(Your task) Where the word "this" occurs in a line of the data, return the whole line.

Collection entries
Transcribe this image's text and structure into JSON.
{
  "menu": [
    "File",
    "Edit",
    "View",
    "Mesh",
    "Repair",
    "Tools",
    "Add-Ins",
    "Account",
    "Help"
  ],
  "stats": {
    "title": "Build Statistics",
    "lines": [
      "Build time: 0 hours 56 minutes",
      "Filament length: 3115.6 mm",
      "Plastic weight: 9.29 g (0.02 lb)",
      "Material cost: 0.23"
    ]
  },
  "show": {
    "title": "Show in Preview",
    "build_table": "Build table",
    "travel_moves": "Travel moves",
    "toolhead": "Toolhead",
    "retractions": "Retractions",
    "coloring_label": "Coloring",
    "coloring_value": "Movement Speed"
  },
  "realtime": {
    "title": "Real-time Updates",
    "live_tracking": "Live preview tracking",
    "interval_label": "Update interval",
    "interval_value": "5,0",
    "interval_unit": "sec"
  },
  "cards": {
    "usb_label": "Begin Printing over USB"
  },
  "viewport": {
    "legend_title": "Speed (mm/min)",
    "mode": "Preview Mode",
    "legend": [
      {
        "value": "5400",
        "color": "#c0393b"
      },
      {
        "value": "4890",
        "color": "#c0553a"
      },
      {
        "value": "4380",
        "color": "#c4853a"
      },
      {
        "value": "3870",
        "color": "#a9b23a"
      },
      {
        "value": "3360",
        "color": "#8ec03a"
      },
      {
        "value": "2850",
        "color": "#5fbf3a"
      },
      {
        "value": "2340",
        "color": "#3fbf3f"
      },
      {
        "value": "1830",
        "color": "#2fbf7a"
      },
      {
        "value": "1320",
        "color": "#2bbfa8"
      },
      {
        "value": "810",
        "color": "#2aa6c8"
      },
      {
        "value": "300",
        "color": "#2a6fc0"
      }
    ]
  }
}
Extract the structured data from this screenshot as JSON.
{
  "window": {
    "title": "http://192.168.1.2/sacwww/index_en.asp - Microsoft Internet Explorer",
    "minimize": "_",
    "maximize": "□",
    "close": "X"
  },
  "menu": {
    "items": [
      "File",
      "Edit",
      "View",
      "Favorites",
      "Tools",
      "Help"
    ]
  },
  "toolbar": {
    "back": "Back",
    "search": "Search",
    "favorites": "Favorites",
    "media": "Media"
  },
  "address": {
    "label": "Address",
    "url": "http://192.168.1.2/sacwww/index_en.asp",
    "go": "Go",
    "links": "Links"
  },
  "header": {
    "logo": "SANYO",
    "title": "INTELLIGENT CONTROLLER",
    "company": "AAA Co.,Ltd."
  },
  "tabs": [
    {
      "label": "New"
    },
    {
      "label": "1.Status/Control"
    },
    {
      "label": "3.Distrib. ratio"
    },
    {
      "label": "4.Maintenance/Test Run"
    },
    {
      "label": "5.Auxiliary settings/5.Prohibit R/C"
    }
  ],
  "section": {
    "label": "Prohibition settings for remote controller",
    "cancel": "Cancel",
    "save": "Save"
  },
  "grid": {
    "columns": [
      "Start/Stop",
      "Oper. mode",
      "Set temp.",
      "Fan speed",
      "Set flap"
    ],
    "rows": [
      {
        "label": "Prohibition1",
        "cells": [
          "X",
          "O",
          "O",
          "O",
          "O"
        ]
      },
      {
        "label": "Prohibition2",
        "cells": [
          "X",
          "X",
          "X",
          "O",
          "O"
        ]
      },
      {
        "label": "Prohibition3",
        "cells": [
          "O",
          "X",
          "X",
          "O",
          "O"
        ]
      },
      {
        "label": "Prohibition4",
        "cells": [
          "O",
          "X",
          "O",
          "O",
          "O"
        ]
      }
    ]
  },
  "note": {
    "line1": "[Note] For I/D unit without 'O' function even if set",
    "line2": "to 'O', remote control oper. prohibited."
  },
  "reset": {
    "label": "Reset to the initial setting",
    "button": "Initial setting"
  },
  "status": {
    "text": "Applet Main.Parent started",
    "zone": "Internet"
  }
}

(Answer to the problem)
Transcribe this image's text and structure into JSON.
Extract the structured data from this screenshot as JSON.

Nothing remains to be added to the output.